Contact

RATED-(PG)-150-MIN-1997

 

From time to time, revisiting a film that you liked, but didn't love, is a good thing. Given the renaissance of Matthew Mcconaughey this past year, I went back and watched Robert Zemeckis's: (Contact) again. I love (Jodi Foster) and she is again a joy to watch in this film, playing a determined and brilliant SETI astronomer Ellie Arroway, who spends her time listening into space via radio telescopes for a signal from another intelligent life form in the galaxy.

Since an early age, she has looked to the stars; particularly after her loving father, who raised her alone after her mom died, also passes away. She now needs answers about the wonder of what is out there. Her pompous boss: David Drumlin (Tom Skerritt),is not so supportive of her.  Mcconaughey plays (Palmer Joss), an author who believes deeply in God, who Ellie meets in the jungle of Arecibo where she and her fellow scientists, working with the ever important funding, search for the elusive ET. Ellie and Palmer meet at a local bar, exchange some history and then end up having a quick affair. They are both intrigued by each other, but she is of science and answers, and he is of faith and theology. When the funding is cut off for her research by Drumlin, her team solicits outside support, where an eccentric dying millionaire; S.R. Hadden (John Hurt), decides to fund them.

When a universal mathematic pattern of prime numbers is recorded by Ellie and her team, the government and the spotlight seeking Drumlin close in and take over. The video feed sent back from us sends the government into panic. When another signal is discovered with blueprints to build a machine apparently to send a human to wherever the aliens are, the movie ramps ups to convey the fascination of this discovery by the public, the fear of fundamentalist, and the need for governments to hide the truth. Mcconaughey is good here, but the real star is Foster and the wonder that Zemeckis presents in this monumental discovery. Huge credit goes to Author and Scientist: Carl Sagan, who wrote the book on which the movie is based.

When I first saw Contact, I saw the wheels of filmmaking moving and I was a bit put off and distracted. I must say that after watching this several times more, I listened a bit better and discovered a rather intelligent and thought provoking film that I now truly do like quite a bit.
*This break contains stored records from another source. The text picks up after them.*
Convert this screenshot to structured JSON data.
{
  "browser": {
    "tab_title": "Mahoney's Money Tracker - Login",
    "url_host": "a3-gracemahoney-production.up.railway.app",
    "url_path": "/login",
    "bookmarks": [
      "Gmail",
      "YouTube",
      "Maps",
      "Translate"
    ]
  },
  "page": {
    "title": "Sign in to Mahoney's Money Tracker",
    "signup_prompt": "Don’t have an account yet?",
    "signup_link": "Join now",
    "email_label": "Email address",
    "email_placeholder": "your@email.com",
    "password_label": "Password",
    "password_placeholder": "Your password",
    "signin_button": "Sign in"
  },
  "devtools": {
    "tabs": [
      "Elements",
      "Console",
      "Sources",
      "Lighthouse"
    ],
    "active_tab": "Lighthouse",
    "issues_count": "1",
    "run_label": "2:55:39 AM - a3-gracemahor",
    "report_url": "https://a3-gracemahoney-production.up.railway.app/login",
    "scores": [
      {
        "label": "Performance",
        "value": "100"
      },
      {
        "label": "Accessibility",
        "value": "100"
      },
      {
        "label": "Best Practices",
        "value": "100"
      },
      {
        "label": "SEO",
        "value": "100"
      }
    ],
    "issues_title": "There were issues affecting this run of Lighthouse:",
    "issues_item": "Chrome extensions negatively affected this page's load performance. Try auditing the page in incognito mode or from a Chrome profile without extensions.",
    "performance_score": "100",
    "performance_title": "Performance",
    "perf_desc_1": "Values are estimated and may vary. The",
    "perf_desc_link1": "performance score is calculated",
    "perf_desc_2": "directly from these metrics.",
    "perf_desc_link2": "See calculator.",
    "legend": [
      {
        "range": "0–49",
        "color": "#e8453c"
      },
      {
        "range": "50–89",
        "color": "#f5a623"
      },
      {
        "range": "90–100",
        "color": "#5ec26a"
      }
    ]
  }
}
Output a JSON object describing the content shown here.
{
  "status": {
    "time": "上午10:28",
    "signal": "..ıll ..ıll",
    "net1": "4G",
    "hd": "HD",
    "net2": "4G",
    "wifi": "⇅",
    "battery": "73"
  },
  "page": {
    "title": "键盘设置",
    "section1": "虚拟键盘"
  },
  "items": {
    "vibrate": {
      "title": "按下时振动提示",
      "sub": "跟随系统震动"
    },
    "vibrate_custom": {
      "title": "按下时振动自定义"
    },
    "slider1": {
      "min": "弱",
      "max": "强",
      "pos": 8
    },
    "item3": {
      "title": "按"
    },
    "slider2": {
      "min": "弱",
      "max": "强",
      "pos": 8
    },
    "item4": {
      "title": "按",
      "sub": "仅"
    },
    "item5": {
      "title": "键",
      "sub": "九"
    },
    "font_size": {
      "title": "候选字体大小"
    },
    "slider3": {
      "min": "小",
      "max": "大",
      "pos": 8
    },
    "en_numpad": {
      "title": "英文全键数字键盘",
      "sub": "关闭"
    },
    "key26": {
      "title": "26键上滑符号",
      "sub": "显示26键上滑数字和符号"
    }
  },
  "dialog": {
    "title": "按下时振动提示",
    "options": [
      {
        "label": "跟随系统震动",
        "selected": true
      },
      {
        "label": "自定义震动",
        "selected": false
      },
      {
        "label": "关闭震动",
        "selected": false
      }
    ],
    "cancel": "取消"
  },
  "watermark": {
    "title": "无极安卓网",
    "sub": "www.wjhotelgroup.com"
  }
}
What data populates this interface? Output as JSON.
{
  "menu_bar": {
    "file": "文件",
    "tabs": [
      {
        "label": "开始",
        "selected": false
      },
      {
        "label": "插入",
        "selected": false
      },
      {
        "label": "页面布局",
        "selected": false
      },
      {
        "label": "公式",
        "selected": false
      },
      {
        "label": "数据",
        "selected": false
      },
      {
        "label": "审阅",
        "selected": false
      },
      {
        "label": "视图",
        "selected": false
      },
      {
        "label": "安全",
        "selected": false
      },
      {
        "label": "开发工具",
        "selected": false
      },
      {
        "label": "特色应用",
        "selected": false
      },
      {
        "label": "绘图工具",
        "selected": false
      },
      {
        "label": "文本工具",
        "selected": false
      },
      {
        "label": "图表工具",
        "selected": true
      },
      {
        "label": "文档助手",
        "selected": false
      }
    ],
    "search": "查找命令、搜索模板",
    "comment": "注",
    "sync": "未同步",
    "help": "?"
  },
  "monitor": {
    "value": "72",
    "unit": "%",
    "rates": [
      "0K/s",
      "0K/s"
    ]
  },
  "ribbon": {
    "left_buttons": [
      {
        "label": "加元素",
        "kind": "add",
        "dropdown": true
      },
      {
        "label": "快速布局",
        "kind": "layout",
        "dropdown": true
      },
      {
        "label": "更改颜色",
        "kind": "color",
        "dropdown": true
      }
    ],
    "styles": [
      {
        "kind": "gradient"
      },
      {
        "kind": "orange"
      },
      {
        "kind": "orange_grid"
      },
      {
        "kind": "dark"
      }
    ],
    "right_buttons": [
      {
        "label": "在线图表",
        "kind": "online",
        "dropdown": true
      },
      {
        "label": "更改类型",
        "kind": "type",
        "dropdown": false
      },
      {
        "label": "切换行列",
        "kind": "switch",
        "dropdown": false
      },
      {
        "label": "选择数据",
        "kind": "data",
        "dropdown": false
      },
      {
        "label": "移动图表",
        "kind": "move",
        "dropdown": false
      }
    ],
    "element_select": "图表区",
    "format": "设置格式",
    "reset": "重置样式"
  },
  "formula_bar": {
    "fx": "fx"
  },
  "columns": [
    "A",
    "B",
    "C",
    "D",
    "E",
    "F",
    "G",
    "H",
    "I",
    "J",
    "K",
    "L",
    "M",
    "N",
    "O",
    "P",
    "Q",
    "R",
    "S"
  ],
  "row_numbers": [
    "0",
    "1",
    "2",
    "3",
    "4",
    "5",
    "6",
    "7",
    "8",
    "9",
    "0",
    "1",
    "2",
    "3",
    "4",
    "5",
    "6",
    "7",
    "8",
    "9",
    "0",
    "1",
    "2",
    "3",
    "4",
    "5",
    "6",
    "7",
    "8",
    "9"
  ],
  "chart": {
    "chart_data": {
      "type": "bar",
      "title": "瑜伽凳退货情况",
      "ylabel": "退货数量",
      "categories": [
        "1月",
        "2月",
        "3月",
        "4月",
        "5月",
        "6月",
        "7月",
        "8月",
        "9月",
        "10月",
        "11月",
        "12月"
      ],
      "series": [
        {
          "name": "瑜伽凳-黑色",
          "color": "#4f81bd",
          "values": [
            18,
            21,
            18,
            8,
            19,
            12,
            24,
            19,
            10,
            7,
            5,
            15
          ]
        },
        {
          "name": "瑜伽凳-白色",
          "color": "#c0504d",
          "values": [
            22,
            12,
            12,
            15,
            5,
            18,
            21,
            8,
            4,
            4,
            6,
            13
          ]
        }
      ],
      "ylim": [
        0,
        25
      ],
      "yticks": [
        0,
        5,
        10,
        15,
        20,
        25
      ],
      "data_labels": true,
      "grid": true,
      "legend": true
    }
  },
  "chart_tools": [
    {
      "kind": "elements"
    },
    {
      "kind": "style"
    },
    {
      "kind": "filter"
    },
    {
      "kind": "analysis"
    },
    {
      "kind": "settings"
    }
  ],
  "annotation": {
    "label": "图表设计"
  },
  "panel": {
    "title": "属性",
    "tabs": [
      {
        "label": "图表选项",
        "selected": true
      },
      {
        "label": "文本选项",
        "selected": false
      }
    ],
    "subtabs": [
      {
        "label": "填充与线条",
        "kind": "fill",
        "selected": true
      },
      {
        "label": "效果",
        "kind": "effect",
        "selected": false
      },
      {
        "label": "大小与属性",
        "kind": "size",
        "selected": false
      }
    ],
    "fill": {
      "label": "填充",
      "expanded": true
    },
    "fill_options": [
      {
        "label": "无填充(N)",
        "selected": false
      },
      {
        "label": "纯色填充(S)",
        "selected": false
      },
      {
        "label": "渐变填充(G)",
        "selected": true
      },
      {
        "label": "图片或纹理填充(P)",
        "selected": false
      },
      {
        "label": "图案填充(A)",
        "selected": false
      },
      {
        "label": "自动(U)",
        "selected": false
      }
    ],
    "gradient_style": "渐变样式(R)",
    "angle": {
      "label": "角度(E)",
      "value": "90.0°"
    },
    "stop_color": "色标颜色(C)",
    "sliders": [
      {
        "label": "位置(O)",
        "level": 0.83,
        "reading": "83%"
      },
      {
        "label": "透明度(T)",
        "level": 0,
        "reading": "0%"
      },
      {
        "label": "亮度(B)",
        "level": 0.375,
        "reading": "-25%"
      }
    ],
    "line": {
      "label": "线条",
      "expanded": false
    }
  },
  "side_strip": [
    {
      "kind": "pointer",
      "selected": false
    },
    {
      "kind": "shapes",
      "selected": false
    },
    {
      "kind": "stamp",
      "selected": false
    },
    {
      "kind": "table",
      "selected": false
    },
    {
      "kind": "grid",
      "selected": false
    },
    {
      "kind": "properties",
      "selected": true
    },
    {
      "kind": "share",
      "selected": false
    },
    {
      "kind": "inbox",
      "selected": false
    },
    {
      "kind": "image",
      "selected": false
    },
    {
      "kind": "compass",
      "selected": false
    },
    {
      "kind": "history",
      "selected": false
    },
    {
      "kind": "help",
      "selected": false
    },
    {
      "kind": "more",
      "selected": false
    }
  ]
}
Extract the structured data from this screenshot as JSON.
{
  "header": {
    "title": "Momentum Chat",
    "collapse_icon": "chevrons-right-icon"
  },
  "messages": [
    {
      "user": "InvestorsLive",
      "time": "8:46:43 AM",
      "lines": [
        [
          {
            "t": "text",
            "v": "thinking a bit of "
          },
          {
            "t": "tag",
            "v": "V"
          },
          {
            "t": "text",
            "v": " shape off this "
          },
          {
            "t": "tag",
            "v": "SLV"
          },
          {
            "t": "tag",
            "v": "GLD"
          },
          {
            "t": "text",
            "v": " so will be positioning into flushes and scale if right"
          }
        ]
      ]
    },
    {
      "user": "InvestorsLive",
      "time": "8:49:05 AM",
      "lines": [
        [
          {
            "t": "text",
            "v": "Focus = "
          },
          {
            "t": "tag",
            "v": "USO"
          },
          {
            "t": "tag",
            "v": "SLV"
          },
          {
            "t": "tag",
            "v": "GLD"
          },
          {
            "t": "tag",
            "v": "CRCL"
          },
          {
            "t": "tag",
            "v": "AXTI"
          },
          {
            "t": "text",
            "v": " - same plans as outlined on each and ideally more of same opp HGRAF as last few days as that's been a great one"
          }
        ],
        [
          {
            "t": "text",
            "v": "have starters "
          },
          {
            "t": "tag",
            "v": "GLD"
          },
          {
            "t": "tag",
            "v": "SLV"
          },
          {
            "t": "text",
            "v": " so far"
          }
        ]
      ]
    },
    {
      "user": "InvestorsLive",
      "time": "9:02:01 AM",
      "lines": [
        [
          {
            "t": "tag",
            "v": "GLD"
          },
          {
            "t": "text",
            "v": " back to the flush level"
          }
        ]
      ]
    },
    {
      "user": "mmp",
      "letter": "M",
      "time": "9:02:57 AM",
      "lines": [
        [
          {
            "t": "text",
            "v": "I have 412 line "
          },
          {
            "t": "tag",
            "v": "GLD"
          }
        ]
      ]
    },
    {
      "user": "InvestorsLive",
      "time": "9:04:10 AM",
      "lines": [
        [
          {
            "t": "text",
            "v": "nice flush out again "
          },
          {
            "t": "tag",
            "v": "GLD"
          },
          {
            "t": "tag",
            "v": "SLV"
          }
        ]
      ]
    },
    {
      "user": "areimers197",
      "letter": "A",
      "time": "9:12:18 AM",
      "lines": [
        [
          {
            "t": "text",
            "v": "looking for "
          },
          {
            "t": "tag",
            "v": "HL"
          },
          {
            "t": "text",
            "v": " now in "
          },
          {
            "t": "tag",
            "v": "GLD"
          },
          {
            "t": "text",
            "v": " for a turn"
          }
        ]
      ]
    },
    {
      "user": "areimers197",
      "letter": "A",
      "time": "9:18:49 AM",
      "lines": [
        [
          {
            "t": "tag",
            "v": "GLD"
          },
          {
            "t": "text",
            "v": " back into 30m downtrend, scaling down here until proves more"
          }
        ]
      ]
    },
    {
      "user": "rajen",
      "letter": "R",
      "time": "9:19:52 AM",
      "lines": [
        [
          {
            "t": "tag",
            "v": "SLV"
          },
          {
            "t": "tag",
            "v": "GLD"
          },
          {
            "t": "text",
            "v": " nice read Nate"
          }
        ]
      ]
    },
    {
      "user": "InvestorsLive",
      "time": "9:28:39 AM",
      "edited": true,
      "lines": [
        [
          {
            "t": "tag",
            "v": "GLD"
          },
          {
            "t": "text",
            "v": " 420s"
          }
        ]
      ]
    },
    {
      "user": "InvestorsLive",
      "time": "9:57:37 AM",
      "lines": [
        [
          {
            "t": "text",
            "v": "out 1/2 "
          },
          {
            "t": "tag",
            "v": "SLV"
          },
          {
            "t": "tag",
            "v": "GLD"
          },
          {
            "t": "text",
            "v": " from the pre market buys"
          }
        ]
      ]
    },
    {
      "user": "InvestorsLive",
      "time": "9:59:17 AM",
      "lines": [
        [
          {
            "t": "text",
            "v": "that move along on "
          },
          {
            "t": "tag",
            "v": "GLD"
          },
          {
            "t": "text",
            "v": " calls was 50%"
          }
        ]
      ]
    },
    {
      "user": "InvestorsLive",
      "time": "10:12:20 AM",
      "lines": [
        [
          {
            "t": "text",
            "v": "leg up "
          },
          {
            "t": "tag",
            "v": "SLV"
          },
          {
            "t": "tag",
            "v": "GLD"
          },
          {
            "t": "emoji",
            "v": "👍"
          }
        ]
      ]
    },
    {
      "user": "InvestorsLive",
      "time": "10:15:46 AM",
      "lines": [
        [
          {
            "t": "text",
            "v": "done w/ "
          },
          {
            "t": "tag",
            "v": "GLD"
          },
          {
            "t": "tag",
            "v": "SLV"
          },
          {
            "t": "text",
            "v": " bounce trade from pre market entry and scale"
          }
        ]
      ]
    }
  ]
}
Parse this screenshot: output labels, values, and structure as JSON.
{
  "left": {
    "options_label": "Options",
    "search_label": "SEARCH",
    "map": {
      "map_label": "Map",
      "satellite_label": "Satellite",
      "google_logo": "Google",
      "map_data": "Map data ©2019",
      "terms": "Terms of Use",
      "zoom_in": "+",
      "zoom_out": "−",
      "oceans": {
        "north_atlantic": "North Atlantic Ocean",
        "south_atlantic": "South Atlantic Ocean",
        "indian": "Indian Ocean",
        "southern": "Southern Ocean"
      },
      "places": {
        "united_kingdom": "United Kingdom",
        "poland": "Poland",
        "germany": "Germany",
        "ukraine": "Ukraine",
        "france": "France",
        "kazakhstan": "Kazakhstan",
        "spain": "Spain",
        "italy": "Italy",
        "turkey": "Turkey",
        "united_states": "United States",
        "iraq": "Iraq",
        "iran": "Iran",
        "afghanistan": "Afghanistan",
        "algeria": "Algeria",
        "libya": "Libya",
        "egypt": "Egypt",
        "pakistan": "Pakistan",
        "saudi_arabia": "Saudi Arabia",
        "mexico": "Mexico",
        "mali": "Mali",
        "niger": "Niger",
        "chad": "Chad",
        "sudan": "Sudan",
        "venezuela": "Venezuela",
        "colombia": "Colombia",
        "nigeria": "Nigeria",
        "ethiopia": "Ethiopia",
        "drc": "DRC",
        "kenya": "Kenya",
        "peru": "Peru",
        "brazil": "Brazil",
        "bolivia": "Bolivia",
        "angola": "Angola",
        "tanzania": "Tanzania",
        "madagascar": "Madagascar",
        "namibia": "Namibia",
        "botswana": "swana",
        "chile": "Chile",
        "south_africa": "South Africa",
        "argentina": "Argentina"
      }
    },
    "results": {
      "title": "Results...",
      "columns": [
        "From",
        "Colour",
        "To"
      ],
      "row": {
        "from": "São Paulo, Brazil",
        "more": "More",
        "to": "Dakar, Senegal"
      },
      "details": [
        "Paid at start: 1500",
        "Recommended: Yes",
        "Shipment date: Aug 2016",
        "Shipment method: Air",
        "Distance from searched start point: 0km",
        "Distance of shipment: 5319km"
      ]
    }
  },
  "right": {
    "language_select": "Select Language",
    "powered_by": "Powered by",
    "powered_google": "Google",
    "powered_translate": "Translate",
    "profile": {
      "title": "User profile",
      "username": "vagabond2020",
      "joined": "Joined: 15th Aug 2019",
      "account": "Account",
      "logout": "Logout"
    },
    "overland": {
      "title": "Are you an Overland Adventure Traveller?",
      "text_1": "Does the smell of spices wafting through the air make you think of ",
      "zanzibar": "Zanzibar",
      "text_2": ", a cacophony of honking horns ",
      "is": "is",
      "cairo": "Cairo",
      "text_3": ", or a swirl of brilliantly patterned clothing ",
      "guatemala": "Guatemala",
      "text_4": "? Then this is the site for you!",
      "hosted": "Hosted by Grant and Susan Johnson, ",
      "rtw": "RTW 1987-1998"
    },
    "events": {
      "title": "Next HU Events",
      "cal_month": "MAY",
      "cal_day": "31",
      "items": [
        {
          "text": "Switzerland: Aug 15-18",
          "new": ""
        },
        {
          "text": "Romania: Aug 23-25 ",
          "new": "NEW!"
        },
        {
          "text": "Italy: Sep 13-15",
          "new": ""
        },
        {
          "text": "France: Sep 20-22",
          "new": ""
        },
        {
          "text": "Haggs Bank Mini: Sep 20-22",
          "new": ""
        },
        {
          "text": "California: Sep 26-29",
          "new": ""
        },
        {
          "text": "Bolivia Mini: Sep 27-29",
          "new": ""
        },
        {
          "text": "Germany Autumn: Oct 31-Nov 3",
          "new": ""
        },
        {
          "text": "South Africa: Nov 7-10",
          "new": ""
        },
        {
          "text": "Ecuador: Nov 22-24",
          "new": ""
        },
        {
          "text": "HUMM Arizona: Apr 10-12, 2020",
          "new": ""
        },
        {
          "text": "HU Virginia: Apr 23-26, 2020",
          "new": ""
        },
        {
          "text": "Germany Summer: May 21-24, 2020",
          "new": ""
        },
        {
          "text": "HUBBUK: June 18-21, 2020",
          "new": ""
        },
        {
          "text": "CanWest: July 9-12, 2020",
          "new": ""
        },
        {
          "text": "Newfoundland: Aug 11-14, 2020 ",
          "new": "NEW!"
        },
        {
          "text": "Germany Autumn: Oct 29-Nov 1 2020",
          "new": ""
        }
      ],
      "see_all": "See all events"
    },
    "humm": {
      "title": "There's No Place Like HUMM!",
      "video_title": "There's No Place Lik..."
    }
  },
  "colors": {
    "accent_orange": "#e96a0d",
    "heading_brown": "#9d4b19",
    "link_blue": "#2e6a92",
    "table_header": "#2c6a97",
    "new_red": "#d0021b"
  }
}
This is a very good film. This movie asks a big question: who are we in the grand scope of the universe? The fact that it tries to even answer that, you have to give credit to.The opening of this film where it zooms out from earth into the great beyond, is still a joy to watch.

You Should See This Movie.

Watch the trailer:http://youtu.be/D7tGBg38rzc